• _WHAT NEEDS TO BE DONE_: When a line in the entries contains the word "icon", copy that line in full.

____ EXERCISE MATERIAL

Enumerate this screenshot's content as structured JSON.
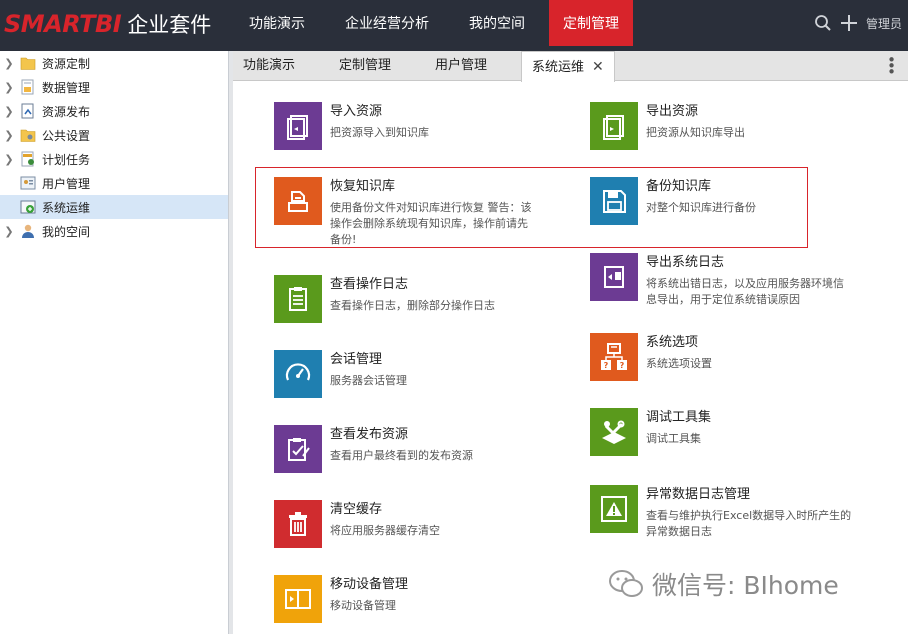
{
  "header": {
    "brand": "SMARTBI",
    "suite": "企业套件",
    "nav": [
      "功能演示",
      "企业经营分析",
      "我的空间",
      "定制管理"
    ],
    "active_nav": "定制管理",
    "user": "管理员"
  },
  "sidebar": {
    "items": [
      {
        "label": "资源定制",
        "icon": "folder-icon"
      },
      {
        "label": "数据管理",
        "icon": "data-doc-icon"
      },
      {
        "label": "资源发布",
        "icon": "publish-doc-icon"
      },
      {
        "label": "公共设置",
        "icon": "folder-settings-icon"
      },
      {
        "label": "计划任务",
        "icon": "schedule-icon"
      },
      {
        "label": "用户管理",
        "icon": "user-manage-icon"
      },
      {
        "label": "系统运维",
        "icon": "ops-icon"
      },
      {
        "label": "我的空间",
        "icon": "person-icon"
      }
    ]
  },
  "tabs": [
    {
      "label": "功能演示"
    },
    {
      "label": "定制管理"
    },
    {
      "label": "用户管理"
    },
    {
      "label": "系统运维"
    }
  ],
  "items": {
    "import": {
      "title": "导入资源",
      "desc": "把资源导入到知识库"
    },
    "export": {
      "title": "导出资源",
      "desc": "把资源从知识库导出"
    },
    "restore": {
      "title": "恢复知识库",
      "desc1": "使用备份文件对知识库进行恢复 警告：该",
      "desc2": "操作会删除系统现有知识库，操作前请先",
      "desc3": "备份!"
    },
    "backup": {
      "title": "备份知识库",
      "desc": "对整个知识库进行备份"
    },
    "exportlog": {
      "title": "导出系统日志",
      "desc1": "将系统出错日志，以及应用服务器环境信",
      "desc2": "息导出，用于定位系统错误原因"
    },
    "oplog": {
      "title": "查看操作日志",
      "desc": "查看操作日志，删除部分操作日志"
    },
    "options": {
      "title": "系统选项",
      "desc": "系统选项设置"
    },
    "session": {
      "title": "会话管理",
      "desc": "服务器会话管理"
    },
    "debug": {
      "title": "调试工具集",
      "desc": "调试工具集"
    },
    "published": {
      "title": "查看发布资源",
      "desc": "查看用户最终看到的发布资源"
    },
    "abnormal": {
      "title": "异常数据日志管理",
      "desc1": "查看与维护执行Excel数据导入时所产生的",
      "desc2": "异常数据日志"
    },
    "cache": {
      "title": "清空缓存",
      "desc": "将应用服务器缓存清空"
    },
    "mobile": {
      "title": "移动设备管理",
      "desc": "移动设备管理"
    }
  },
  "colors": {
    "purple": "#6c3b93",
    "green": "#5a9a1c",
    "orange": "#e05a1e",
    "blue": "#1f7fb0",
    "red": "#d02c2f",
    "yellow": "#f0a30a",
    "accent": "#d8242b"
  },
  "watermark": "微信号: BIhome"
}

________

• _EXERCISE RESPONSE_:
        "icon": "folder-icon"
        "icon": "data-doc-icon"
        "icon": "publish-doc-icon"
        "icon": "folder-settings-icon"
        "icon": "schedule-icon"
        "icon": "user-manage-icon"
        "icon": "ops-icon"
        "icon": "person-icon"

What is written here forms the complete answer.